Dataset rows describing interfaces
== == ==
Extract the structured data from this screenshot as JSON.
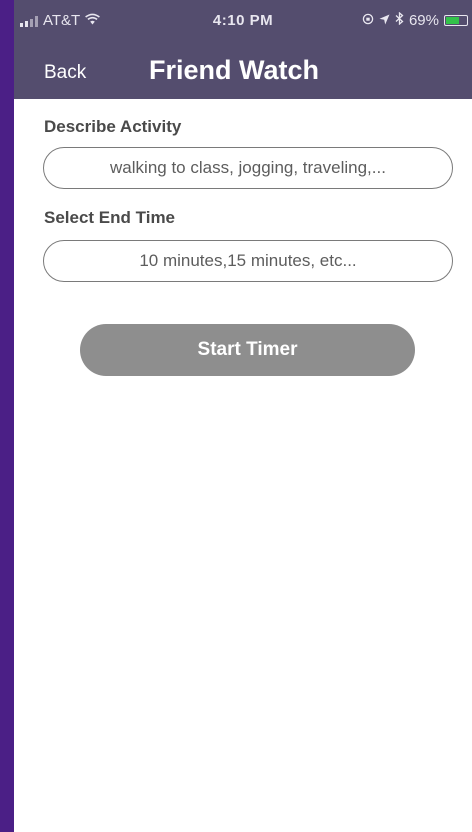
{
  "status_bar": {
    "carrier": "AT&T",
    "time": "4:10 PM",
    "battery_percent": "69%",
    "battery_level": 0.69,
    "icons": [
      "signal-icon",
      "wifi-icon",
      "orientation-lock-icon",
      "location-icon",
      "bluetooth-icon",
      "battery-icon"
    ],
    "battery_color": "#33c24a"
  },
  "nav": {
    "back_label": "Back",
    "title": "Friend Watch",
    "bar_color": "#544d6e"
  },
  "form": {
    "activity_label": "Describe Activity",
    "activity_placeholder": "walking to class, jogging, traveling,...",
    "end_time_label": "Select End Time",
    "end_time_placeholder": "10 minutes,15 minutes, etc..."
  },
  "actions": {
    "start_label": "Start Timer",
    "start_color": "#8e8e8e"
  },
  "theme": {
    "background": "#4b1f86"
  }
}
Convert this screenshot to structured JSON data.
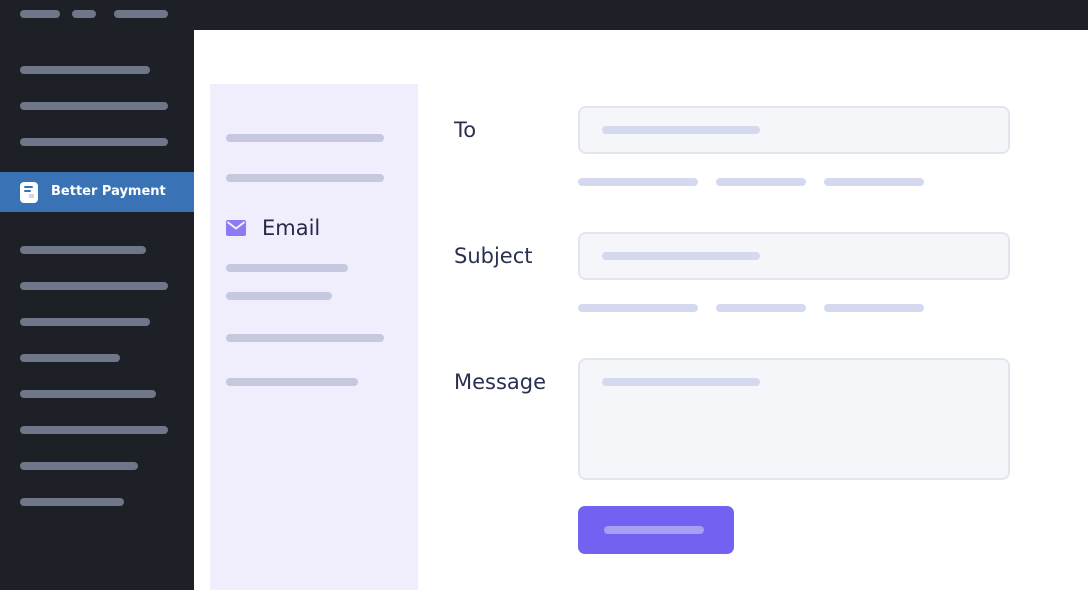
{
  "sidebar": {
    "active_item": {
      "label": "Better Payment",
      "icon": "better-payment-logo-icon"
    }
  },
  "subnav": {
    "active_item": {
      "label": "Email",
      "icon": "envelope-icon"
    }
  },
  "form": {
    "to_label": "To",
    "subject_label": "Subject",
    "message_label": "Message"
  },
  "colors": {
    "sidebar_bg": "#1d2127",
    "active_item_bg": "#3a72b6",
    "subpanel_bg": "#f0eefc",
    "submit_button_bg": "#7361f2",
    "envelope_icon": "#8b7cf5"
  }
}
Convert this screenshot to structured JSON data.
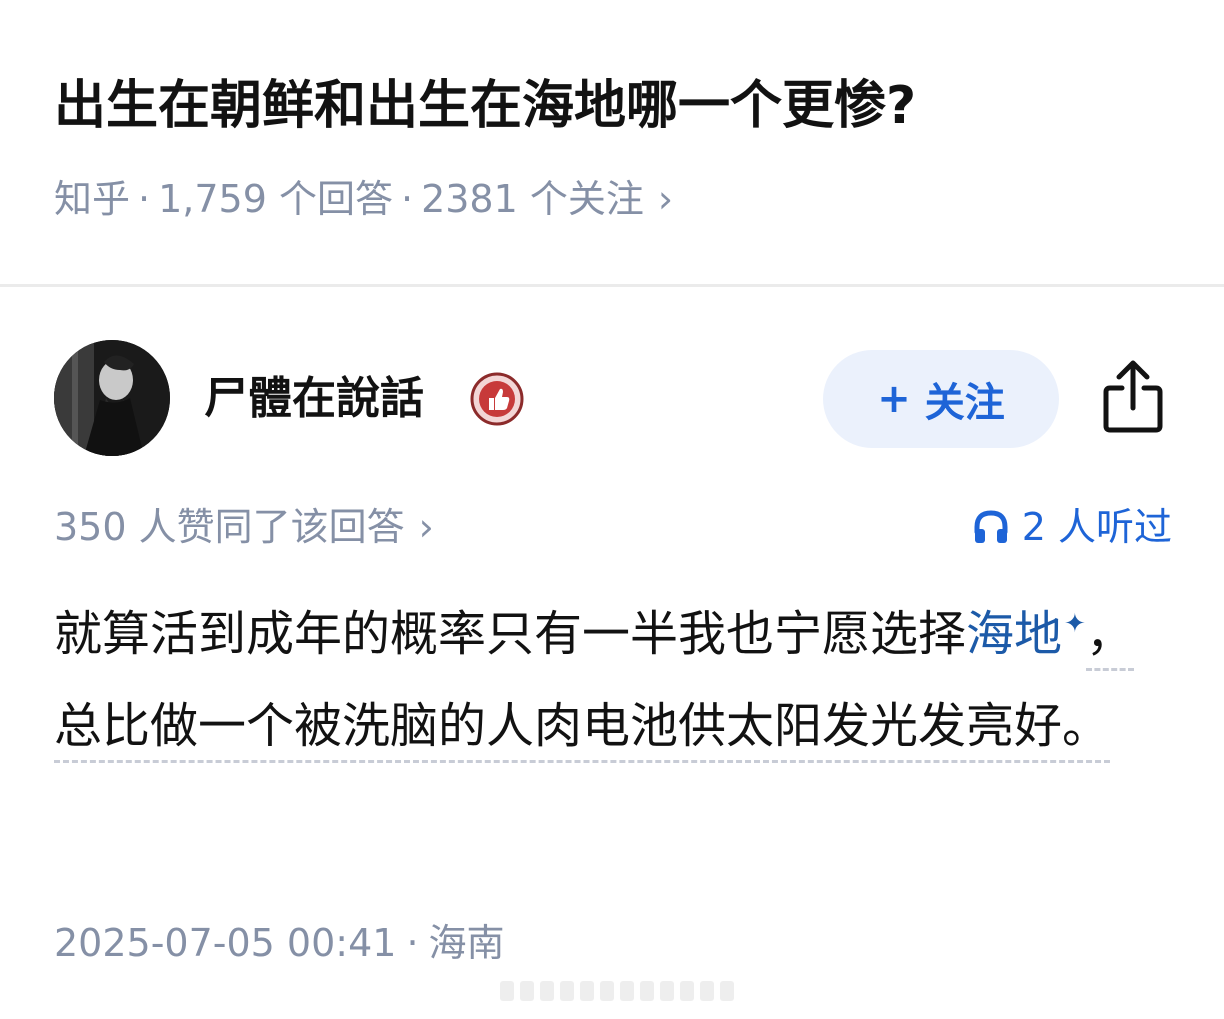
{
  "question": {
    "title": "出生在朝鲜和出生在海地哪一个更惨?",
    "source": "知乎",
    "answers_count": "1,759 个回答",
    "followers_count": "2381 个关注",
    "chevron": "›"
  },
  "author": {
    "name": "尸體在說話",
    "avatar_icon": "avatar-photo",
    "badge_icon": "thumbs-up-badge-icon",
    "follow_label": "关注",
    "follow_plus": "+",
    "share_icon": "share-icon"
  },
  "stats": {
    "votes": "350 人赞同了该回答",
    "chevron": "›",
    "listened": "2 人听过",
    "listen_icon": "headphones-icon"
  },
  "answer": {
    "part1": "就算活到成年的概率只有一半我也宁愿选择",
    "link_text": "海地",
    "link_mark": "✦",
    "part2": "，总比做一个被洗脑的人肉电池供太阳发光发亮好。"
  },
  "footer": {
    "timestamp": "2025-07-05 00:41",
    "location": "海南"
  },
  "colors": {
    "accent": "#1e64d7",
    "meta_gray": "#8590a6",
    "link_blue": "#1c5aa8"
  }
}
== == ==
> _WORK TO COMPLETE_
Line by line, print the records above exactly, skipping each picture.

> _YOUR RESPONSE_
Extract the structured data from this screenshot as JSON.
{
  "status_bar": {
    "carrier": "AT&T",
    "time": "4:10 PM",
    "battery_percent": "69%",
    "battery_level": 0.69,
    "icons": [
      "signal-icon",
      "wifi-icon",
      "orientation-lock-icon",
      "location-icon",
      "bluetooth-icon",
      "battery-icon"
    ],
    "battery_color": "#33c24a"
  },
  "nav": {
    "back_label": "Back",
    "title": "Friend Watch",
    "bar_color": "#544d6e"
  },
  "form": {
    "activity_label": "Describe Activity",
    "activity_placeholder": "walking to class, jogging, traveling,...",
    "end_time_label": "Select End Time",
    "end_time_placeholder": "10 minutes,15 minutes, etc..."
  },
  "actions": {
    "start_label": "Start Timer",
    "start_color": "#8e8e8e"
  },
  "theme": {
    "background": "#4b1f86"
  }
}
Convert this screenshot to structured JSON data.
{
  "sidebar": {
    "active_item": {
      "label": "Better Payment",
      "icon": "better-payment-logo-icon"
    }
  },
  "subnav": {
    "active_item": {
      "label": "Email",
      "icon": "envelope-icon"
    }
  },
  "form": {
    "to_label": "To",
    "subject_label": "Subject",
    "message_label": "Message"
  },
  "colors": {
    "sidebar_bg": "#1d2127",
    "active_item_bg": "#3a72b6",
    "subpanel_bg": "#f0eefc",
    "submit_button_bg": "#7361f2",
    "envelope_icon": "#8b7cf5"
  }
}
Convert this screenshot to structured JSON data.
{
  "question": {
    "title": "出生在朝鲜和出生在海地哪一个更惨?",
    "source": "知乎",
    "answers_count": "1,759 个回答",
    "followers_count": "2381 个关注",
    "chevron": "›"
  },
  "author": {
    "name": "尸體在說話",
    "avatar_icon": "avatar-photo",
    "badge_icon": "thumbs-up-badge-icon",
    "follow_label": "关注",
    "follow_plus": "+",
    "share_icon": "share-icon"
  },
  "stats": {
    "votes": "350 人赞同了该回答",
    "chevron": "›",
    "listened": "2 人听过",
    "listen_icon": "headphones-icon"
  },
  "answer": {
    "part1": "就算活到成年的概率只有一半我也宁愿选择",
    "link_text": "海地",
    "link_mark": "✦",
    "part2": "，总比做一个被洗脑的人肉电池供太阳发光发亮好。"
  },
  "footer": {
    "timestamp": "2025-07-05 00:41",
    "location": "海南"
  },
  "colors": {
    "accent": "#1e64d7",
    "meta_gray": "#8590a6",
    "link_blue": "#1c5aa8"
  }
}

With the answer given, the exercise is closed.